Should mildew (black spots) develop on your furniture, it can be removed with a mild solution of 1 part bleach to 10 parts water. Apply the solution to the affected furniture and let sit for a minute. Lightly agitate with a soft plastic bristle brush, cleaning in the direction of the grain, and rinse clean with water.
Likewise, people ask, will teak oil remove water stains?
Try applying danish or teak oil directly to the surface and rubbing it in. That alone could be enough to diminish or even eliminate water marks and deep water stains in the wood.

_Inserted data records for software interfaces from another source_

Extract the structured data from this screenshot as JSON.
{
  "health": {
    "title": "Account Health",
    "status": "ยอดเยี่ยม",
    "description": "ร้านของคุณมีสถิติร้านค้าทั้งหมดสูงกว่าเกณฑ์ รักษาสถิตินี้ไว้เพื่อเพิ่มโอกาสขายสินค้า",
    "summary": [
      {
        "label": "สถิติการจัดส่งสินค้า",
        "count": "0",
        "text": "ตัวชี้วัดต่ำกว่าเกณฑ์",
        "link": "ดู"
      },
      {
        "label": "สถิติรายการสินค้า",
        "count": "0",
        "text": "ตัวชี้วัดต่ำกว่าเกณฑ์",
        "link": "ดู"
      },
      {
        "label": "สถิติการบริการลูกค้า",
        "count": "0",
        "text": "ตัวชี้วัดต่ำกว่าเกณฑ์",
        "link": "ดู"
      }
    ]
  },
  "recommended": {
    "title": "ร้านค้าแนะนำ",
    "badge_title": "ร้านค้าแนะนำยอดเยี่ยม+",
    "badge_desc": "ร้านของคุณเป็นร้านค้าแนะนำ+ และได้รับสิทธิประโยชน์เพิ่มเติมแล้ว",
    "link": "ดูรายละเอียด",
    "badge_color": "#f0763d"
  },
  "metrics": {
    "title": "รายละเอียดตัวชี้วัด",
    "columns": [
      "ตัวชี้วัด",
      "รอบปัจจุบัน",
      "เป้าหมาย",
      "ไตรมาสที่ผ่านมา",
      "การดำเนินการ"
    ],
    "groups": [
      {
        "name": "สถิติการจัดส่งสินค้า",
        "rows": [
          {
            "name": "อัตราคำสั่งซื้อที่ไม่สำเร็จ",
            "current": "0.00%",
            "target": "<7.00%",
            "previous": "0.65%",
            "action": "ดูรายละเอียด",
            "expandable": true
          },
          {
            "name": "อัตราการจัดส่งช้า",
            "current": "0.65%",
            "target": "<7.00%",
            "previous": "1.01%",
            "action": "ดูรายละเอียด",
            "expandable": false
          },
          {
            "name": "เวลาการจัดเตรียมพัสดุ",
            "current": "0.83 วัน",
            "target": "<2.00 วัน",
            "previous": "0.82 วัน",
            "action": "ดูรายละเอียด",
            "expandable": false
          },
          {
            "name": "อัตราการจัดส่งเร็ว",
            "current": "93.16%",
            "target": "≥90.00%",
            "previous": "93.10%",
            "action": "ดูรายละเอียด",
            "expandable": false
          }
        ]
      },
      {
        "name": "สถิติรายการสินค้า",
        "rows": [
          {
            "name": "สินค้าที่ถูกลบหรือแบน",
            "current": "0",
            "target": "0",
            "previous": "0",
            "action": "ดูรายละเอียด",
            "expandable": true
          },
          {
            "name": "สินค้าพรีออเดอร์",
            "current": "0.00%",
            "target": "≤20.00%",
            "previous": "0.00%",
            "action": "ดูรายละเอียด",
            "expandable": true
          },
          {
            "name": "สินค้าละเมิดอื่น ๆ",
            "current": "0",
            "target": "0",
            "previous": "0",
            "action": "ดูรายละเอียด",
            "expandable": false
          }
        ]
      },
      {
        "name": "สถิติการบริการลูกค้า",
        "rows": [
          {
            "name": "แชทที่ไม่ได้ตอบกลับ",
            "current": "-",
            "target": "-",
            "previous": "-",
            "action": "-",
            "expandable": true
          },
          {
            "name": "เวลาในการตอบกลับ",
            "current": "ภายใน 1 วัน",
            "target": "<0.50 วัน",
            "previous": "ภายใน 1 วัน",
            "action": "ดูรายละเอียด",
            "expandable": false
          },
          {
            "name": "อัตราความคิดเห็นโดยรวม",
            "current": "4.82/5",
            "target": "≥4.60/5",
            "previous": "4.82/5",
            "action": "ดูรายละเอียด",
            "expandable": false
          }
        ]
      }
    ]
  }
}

Similarly one may ask, how do you remove white water stains from wood?
In a small bowl, mix equal parts vinegar and olive oil. Apply the mixture to the water stain using a cloth. Wipe in the direction of the wood grain until the stain is gone. The vinegar will help remove the stain while the olive oil acts as a furniture polish.
How do you get stains out of teak?
To clean teak, use either a manufacturer’s suggested product or try a 2:1 ratio of laundry detergent with bleach and water, applied with a soft bristle brush. Rinse your teak pieces with water to remove any dirt residue or leftover suds.
Use a natural product like Murphy® Oil Soap to get rid of dirt and grime that has built up on outdoor furniture over the winter. … With the right cleaning practices and a gentle hand, you can keep your outdoor teak furniture looking great.
Using a teak cleaner or a homemade solution of vinegar and warm water (1 cup vinegar to 4L of water), evenly wash down the surface with a soft cloth. Let the vinegar solution soak into the teak for about 15 minutes before cleaning it with a sponge in line with the timber grain.
Below are five of the best wood stain removers that we’ve rounded up.
- DEFY Exterior Wood Stain Stripper. …
- Sunnyside 63532 2-Minute Remover Advanced Paint & Varnish Remover Liquid. …
- Deck Wood Stain Stripper. …
- Citristrip QCSG801 Paint & Varnish Stripping Gel. …
- Sunnyside 657G1A Multi-Strip ADVANCED Paint & Varnish Remover.
Watermarks — or water stains — are often caused by cold glasses, spills, or hot dishes places directly on the wood. Luckily, though, they aren’t always permanent. … For extra insurance, test the method on a hidden area before going all-out on the top surface of the wood.